Current take: I caught Firestarter on TV a while back. There was nothing to be afraid of – it’s really more of a thriller than a horror film. I was surprised at how much I liked it. I might even call it the best performance of Drew’s career.

Basket Case

Once, when I was around eight or nine, we were at my parents’ friends’ house and I stumbled upon their teenage son’s stash of comic books. The first story I flipped to involved a soldier waking up from surgery to discover that his arms and legs had been amputated. There was a full-page splash panel of the terrified man reaching his bandaged stumps up to the ceiling and screaming, “What did you do to me? I’m a BASKET CASE!” I shut the comic right there and went home that day with a shiny new disturbing image to worm around in my brain. From then on, the Basket Case box was a double-whammy for me. I was mortified both by the slimy claw creeping out of that wicker basket and by flashbacks to that unfortunate soldier in some unknown ‘80s horror comic.

Current take: I recently watched Basket Case and rather loved it. It’s a perfectly sleazy little slab of exploitation cinema, the way mama used to make it.

Mother’s Day
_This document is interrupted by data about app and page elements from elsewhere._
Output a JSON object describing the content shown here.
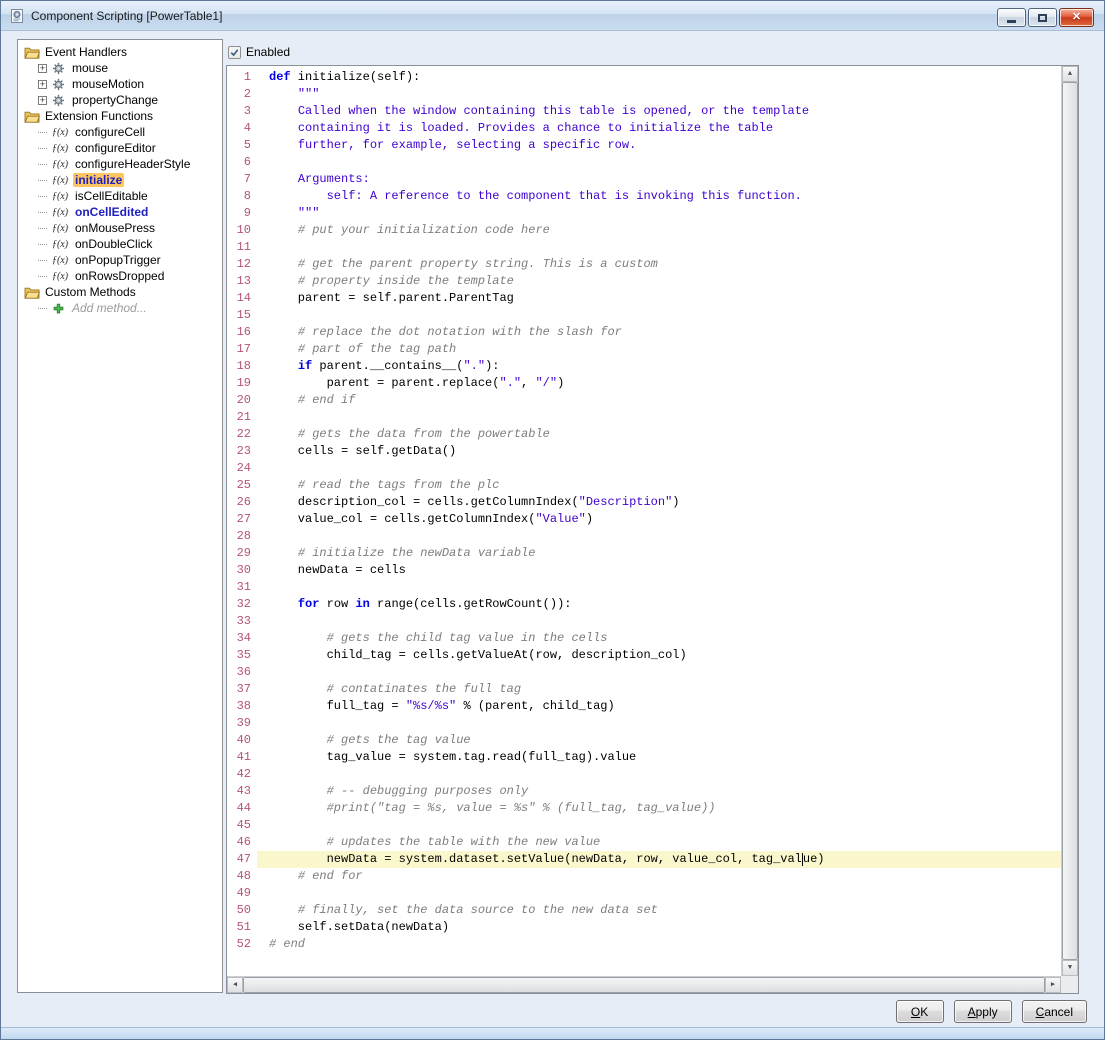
{
  "window": {
    "title": "Component Scripting [PowerTable1]"
  },
  "sidebar": {
    "items": [
      {
        "label": "Event Handlers",
        "icon": "folder",
        "depth": 0
      },
      {
        "label": "mouse",
        "icon": "event",
        "depth": 1,
        "expander": true
      },
      {
        "label": "mouseMotion",
        "icon": "event",
        "depth": 1,
        "expander": true
      },
      {
        "label": "propertyChange",
        "icon": "event",
        "depth": 1,
        "expander": true
      },
      {
        "label": "Extension Functions",
        "icon": "folder",
        "depth": 0
      },
      {
        "label": "configureCell",
        "icon": "fx",
        "depth": 1
      },
      {
        "label": "configureEditor",
        "icon": "fx",
        "depth": 1
      },
      {
        "label": "configureHeaderStyle",
        "icon": "fx",
        "depth": 1
      },
      {
        "label": "initialize",
        "icon": "fx",
        "depth": 1,
        "selected": true,
        "emphasis": "bold-blue"
      },
      {
        "label": "isCellEditable",
        "icon": "fx",
        "depth": 1
      },
      {
        "label": "onCellEdited",
        "icon": "fx",
        "depth": 1,
        "emphasis": "bold-blue"
      },
      {
        "label": "onMousePress",
        "icon": "fx",
        "depth": 1
      },
      {
        "label": "onDoubleClick",
        "icon": "fx",
        "depth": 1
      },
      {
        "label": "onPopupTrigger",
        "icon": "fx",
        "depth": 1
      },
      {
        "label": "onRowsDropped",
        "icon": "fx",
        "depth": 1
      },
      {
        "label": "Custom Methods",
        "icon": "folder",
        "depth": 0
      },
      {
        "label": "Add method...",
        "icon": "plus",
        "depth": 1,
        "emphasis": "ghost"
      }
    ]
  },
  "editor": {
    "enabled_label": "Enabled",
    "line_count": 52,
    "current_line": 47,
    "scrollbar": {
      "up": "▲",
      "down": "▼",
      "left": "◀",
      "right": "▶"
    },
    "colors": {
      "keyword": "#0000e6",
      "string": "#3f00d0",
      "comment": "#7d7d7d",
      "line_number": "#b5547a",
      "current_line_bg": "#fbf7cd",
      "tree_selection_bg": "#fdc660"
    },
    "lines": [
      [
        [
          "k",
          "def"
        ],
        [
          "p",
          " initialize(self):"
        ]
      ],
      [
        [
          "p",
          "    "
        ],
        [
          "s",
          "\"\"\""
        ]
      ],
      [
        [
          "p",
          "    "
        ],
        [
          "s",
          "Called when the window containing this table is opened, or the template"
        ]
      ],
      [
        [
          "p",
          "    "
        ],
        [
          "s",
          "containing it is loaded. Provides a chance to initialize the table"
        ]
      ],
      [
        [
          "p",
          "    "
        ],
        [
          "s",
          "further, for example, selecting a specific row."
        ]
      ],
      [],
      [
        [
          "p",
          "    "
        ],
        [
          "s",
          "Arguments:"
        ]
      ],
      [
        [
          "p",
          "        "
        ],
        [
          "s",
          "self: A reference to the component that is invoking this function."
        ]
      ],
      [
        [
          "p",
          "    "
        ],
        [
          "s",
          "\"\"\""
        ]
      ],
      [
        [
          "p",
          "    "
        ],
        [
          "c",
          "# put your initialization code here"
        ]
      ],
      [],
      [
        [
          "p",
          "    "
        ],
        [
          "c",
          "# get the parent property string. This is a custom"
        ]
      ],
      [
        [
          "p",
          "    "
        ],
        [
          "c",
          "# property inside the template"
        ]
      ],
      [
        [
          "p",
          "    parent = self.parent.ParentTag"
        ]
      ],
      [],
      [
        [
          "p",
          "    "
        ],
        [
          "c",
          "# replace the dot notation with the slash for"
        ]
      ],
      [
        [
          "p",
          "    "
        ],
        [
          "c",
          "# part of the tag path"
        ]
      ],
      [
        [
          "p",
          "    "
        ],
        [
          "k",
          "if"
        ],
        [
          "p",
          " parent.__contains__("
        ],
        [
          "s",
          "\".\""
        ],
        [
          "p",
          "):"
        ]
      ],
      [
        [
          "p",
          "        parent = parent.replace("
        ],
        [
          "s",
          "\".\""
        ],
        [
          "p",
          ", "
        ],
        [
          "s",
          "\"/\""
        ],
        [
          "p",
          ")"
        ]
      ],
      [
        [
          "p",
          "    "
        ],
        [
          "c",
          "# end if"
        ]
      ],
      [],
      [
        [
          "p",
          "    "
        ],
        [
          "c",
          "# gets the data from the powertable"
        ]
      ],
      [
        [
          "p",
          "    cells = self.getData()"
        ]
      ],
      [],
      [
        [
          "p",
          "    "
        ],
        [
          "c",
          "# read the tags from the plc"
        ]
      ],
      [
        [
          "p",
          "    description_col = cells.getColumnIndex("
        ],
        [
          "s",
          "\"Description\""
        ],
        [
          "p",
          ")"
        ]
      ],
      [
        [
          "p",
          "    value_col = cells.getColumnIndex("
        ],
        [
          "s",
          "\"Value\""
        ],
        [
          "p",
          ")"
        ]
      ],
      [],
      [
        [
          "p",
          "    "
        ],
        [
          "c",
          "# initialize the newData variable"
        ]
      ],
      [
        [
          "p",
          "    newData = cells"
        ]
      ],
      [],
      [
        [
          "p",
          "    "
        ],
        [
          "k",
          "for"
        ],
        [
          "p",
          " row "
        ],
        [
          "k",
          "in"
        ],
        [
          "p",
          " range(cells.getRowCount()):"
        ]
      ],
      [],
      [
        [
          "p",
          "        "
        ],
        [
          "c",
          "# gets the child tag value in the cells"
        ]
      ],
      [
        [
          "p",
          "        child_tag = cells.getValueAt(row, description_col)"
        ]
      ],
      [],
      [
        [
          "p",
          "        "
        ],
        [
          "c",
          "# contatinates the full tag"
        ]
      ],
      [
        [
          "p",
          "        full_tag = "
        ],
        [
          "s",
          "\"%s/%s\""
        ],
        [
          "p",
          " % (parent, child_tag)"
        ]
      ],
      [],
      [
        [
          "p",
          "        "
        ],
        [
          "c",
          "# gets the tag value"
        ]
      ],
      [
        [
          "p",
          "        tag_value = system.tag.read(full_tag).value"
        ]
      ],
      [],
      [
        [
          "p",
          "        "
        ],
        [
          "c",
          "# -- debugging purposes only"
        ]
      ],
      [
        [
          "p",
          "        "
        ],
        [
          "c",
          "#print(\"tag = %s, value = %s\" % (full_tag, tag_value))"
        ]
      ],
      [],
      [
        [
          "p",
          "        "
        ],
        [
          "c",
          "# updates the table with the new value"
        ]
      ],
      [
        [
          "p",
          "        newData = system.dataset.setValue(newData, row, value_col, tag_val"
        ],
        [
          "caret",
          ""
        ],
        [
          "p",
          "ue)"
        ]
      ],
      [
        [
          "p",
          "    "
        ],
        [
          "c",
          "# end for"
        ]
      ],
      [],
      [
        [
          "p",
          "    "
        ],
        [
          "c",
          "# finally, set the data source to the new data set"
        ]
      ],
      [
        [
          "p",
          "    self.setData(newData)"
        ]
      ],
      [
        [
          "c",
          "# end"
        ]
      ]
    ]
  },
  "footer": {
    "buttons": [
      {
        "label": "OK"
      },
      {
        "label": "Apply"
      },
      {
        "label": "Cancel"
      }
    ]
  }
}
OK, this one still makes me shiver a little bit. There’s something about the combination of that grinning, skull-faced old lady, her freakish sons and the frozen scream on the lips of that decapitated head that moves beyond horror and into the realm of pure sadism. This one didn’t scare me so much as fill me with an existential dread. I’d heard and read enough stories about real-life serial killers to know that this kind of evil did exist in the world. I was still at the age of wanting to believe in the inherent goodness of humanity, and the smirking cruelty of this video box called that into question.

Current take: From what I’ve heard about Mother’s Day – it was one of my wife’s traumatic childhood movies – it’s every bit as brutal as I’d imagined it. I like a good horror film, but I don’t take kindly to rape and torture.


Why was Xtro my number one video box bogeyman? It’s hard to say. Looking at it now, it’s by far the cheesiest of any of these images – just a badly drawn alien juxtaposed with a serious-faced little boy. I think what really got to me was that tagline. I interpreted that to mean that the boy on the box was going to slowly turn into the abomination behind him. There was something about unholy transformations that shook me to my very core. I was also frightened by the pull quote from Twilight Zone Magazine (seriously) about Xtro making xenophobes of us all. Not knowing the definition of “xenophobe,” I used context clues to surmise, ironically enough, that it was the name of an alien race. The notion of everyone I knew and loved being transformed into slathering space monsters invoked terror on par with the Book of Revelations for me.

Current take: I’ve never seen Xtro – I’m not even sure if it’s available on DVD – but I’ve heard it’s pretty laughable. I kind of want to watch it and I kind of don’t. I’m pretty sure the real thing wouldn’t live up to my nightmare visions, and some part of me wants to preserve my boyhood fear. In a weird way, it’s sort of comforting.

Tuesday, November 3, 2009

Five things I have never said to myself upon finishing a John Irving novel

1. "Is there a more fascinating narrative sport than collegiate wrestling?"

2. "If only he were less ambiguous about his feelings for Charles Dickens."

3. "You can never have too many queasy rape scenes."

4. "I wish there'd been a little more deus in that machina."

5. "Needs more bears."

(Photo courtesy of this interview)